We spend a couple of weeks there and are the toast of the town. Swords in the hands of dark, turbaned men flash above our heads constantly. The local equivalent of a mayor tells us—I think—to keep an eye out for the landmark signs that, evidently, point out things of interest to the visiting tourist. Once we see one such sign up close, however, we realize we’ve misunderstood him. The signs don’t advertise landmarks—they warn of landmines!
Not all the fruits of Sudan are sweet.
The forceful northwest wind takes on a personality. We struggle against it. We claw. We power. We tack. Any progress is good. Sometimes we’re beaten back. Other times, we barely manage to maintain our place.
Yes, the nor’west wind is our enemy. We leave the safe harbor at 0200 and inch our way northward until 1000, when we seek the protection of the next marsa. Weeks go by. We measure our progress in miles, meters, and, eventually, inches. Finally the Red Sea is astern, and we begin tacking up the Gulf of Suez, playing the lifts, hiding from the currents, sneaking along the frothing reef edge. We forget all about our ultimate destination. We chip away at it; we take what we can. Our latitude increases. It gets colder.
We arrive at the modern port town at Suez. Supposedly, we’re in civilization again, but this characterization seems completely wrong to us. We’re surrounded by greedy jackals. We miss our warm, wonderful Suakin friends.

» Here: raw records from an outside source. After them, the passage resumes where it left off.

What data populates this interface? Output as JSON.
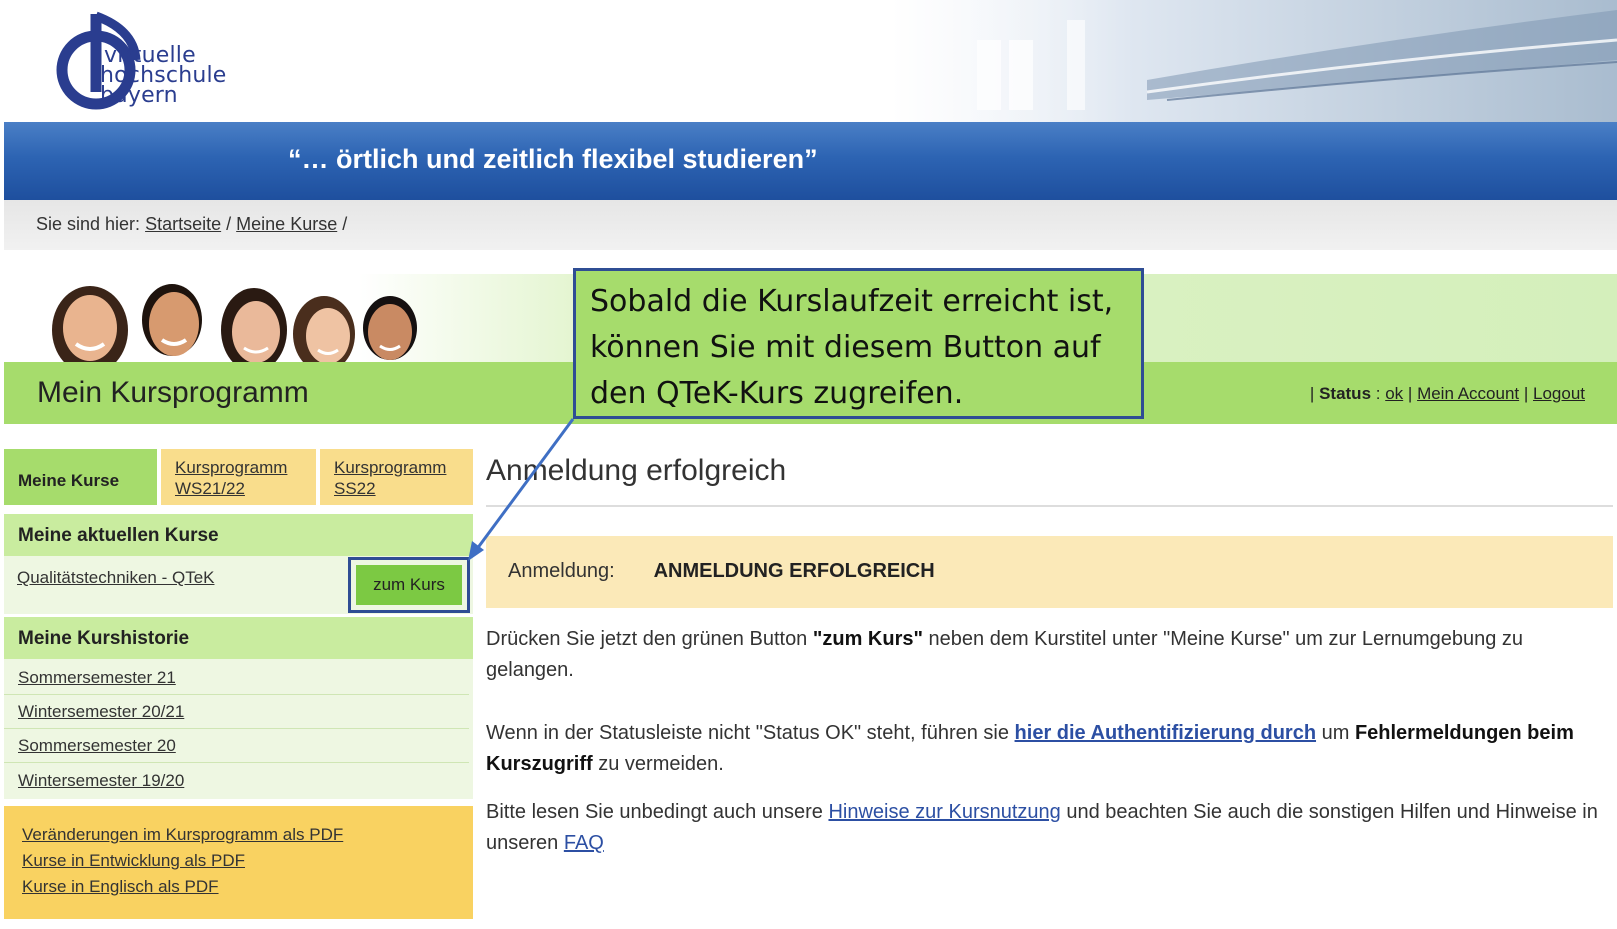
{
  "header": {
    "logo_lines": [
      "virtuelle",
      "hochschule",
      "bayern"
    ],
    "slogan": "“… örtlich und zeitlich flexibel studieren”"
  },
  "breadcrumb": {
    "prefix": "Sie sind hier:",
    "items": [
      "Startseite",
      "Meine Kurse"
    ],
    "separator": "/"
  },
  "program": {
    "title": "Mein Kursprogramm",
    "status_label": "Status",
    "status_value": "ok",
    "account_link": "Mein Account",
    "logout_link": "Logout"
  },
  "callout": {
    "lines": [
      "Sobald die Kurslaufzeit erreicht ist,",
      "können Sie mit diesem Button auf",
      "den QTeK-Kurs zugreifen."
    ]
  },
  "tabs": {
    "active": "Meine Kurse",
    "items": [
      {
        "line1": "Kursprogramm",
        "line2": "WS21/22"
      },
      {
        "line1": "Kursprogramm",
        "line2": "SS22"
      }
    ]
  },
  "current_courses": {
    "heading": "Meine aktuellen Kurse",
    "course_name": "Qualitätstechniken - QTeK",
    "button_label": "zum Kurs"
  },
  "history": {
    "heading": "Meine Kurshistorie",
    "items": [
      "Sommersemester 21",
      "Wintersemester 20/21",
      "Sommersemester 20",
      "Wintersemester 19/20"
    ]
  },
  "pdf_links": [
    "Veränderungen im Kursprogramm als PDF",
    "Kurse in Entwicklung als PDF",
    "Kurse in Englisch als PDF"
  ],
  "main": {
    "title": "Anmeldung erfolgreich",
    "notice_label": "Anmeldung:",
    "notice_value": "ANMELDUNG ERFOLGREICH",
    "p1_a": "Drücken Sie jetzt den grünen Button ",
    "p1_b": "\"zum Kurs\"",
    "p1_c": " neben dem Kurstitel unter \"Meine Kurse\" um zur Lernumgebung zu gelangen.",
    "p2_a": "Wenn in der Statusleiste nicht \"Status OK\" steht, führen sie ",
    "p2_link": "hier die Authentifizierung durch",
    "p2_b": " um ",
    "p2_c": "Fehlermeldungen beim Kurszugriff",
    "p2_d": " zu vermeiden.",
    "p3_a": "Bitte lesen Sie unbedingt auch unsere ",
    "p3_link": "Hinweise zur Kursnutzung",
    "p3_b": " und beachten Sie auch die sonstigen Hilfen und Hinweise in unseren ",
    "p3_link2": "FAQ"
  },
  "colors": {
    "brand_blue": "#2d64b3",
    "green": "#a6dc6c",
    "button_green": "#7cc943",
    "yellow": "#f9dd8c",
    "notice_bg": "#fbe9b8"
  }
}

Our agent conspires with the measurer to overcharge us, then generously knocks off a few dollars when we loudly complain. We’re supposed to thank him. Everyone—every single person, employed or just laying about—at the Suez Yacht Club demands baksheesh—in addition to the ridiculously high dockage fees.
Egypt is surreal. I’m walking across a desert and a policemen approaches me on a camel. We stop. He dismounts, approaches, puts out his hand, and demands baksheesh. I angrily demand to know why he even thinks I’d give him money. He shrugs. This is how it is, he seems to say. I shake my head negatively, with vehemence, and stalk away.
The canal itself is a boring 100-mile-long drainage ditch. There’s not even a lock to go through to allow you to pretend all the abuse was worth it.
But we did it. We’re goal-oriented sailors. Some voyages are better than others, and the Red Sea, we learned, is a bittersweet ride.
With the rest of our lives before us, Carolyn hoisted the mainsail and we were roaring along under sail again. We were free of the land sharks. The Mediterranean Sea lay at our feet. I hooked up the Monitor self-steering gear, then Carolyn and I met in the middle of the boat on the starboard side for a much-needed hug.
“What do you hear?” I asked Carolyn after we’d kissed.
“The pitter-patter of tiny feet!” she said with a giggle.
Cap’n Fatty and Carolyn Goodlander are presently dividing their time between their boat in Turkey and their new grandchild in Amsterdam.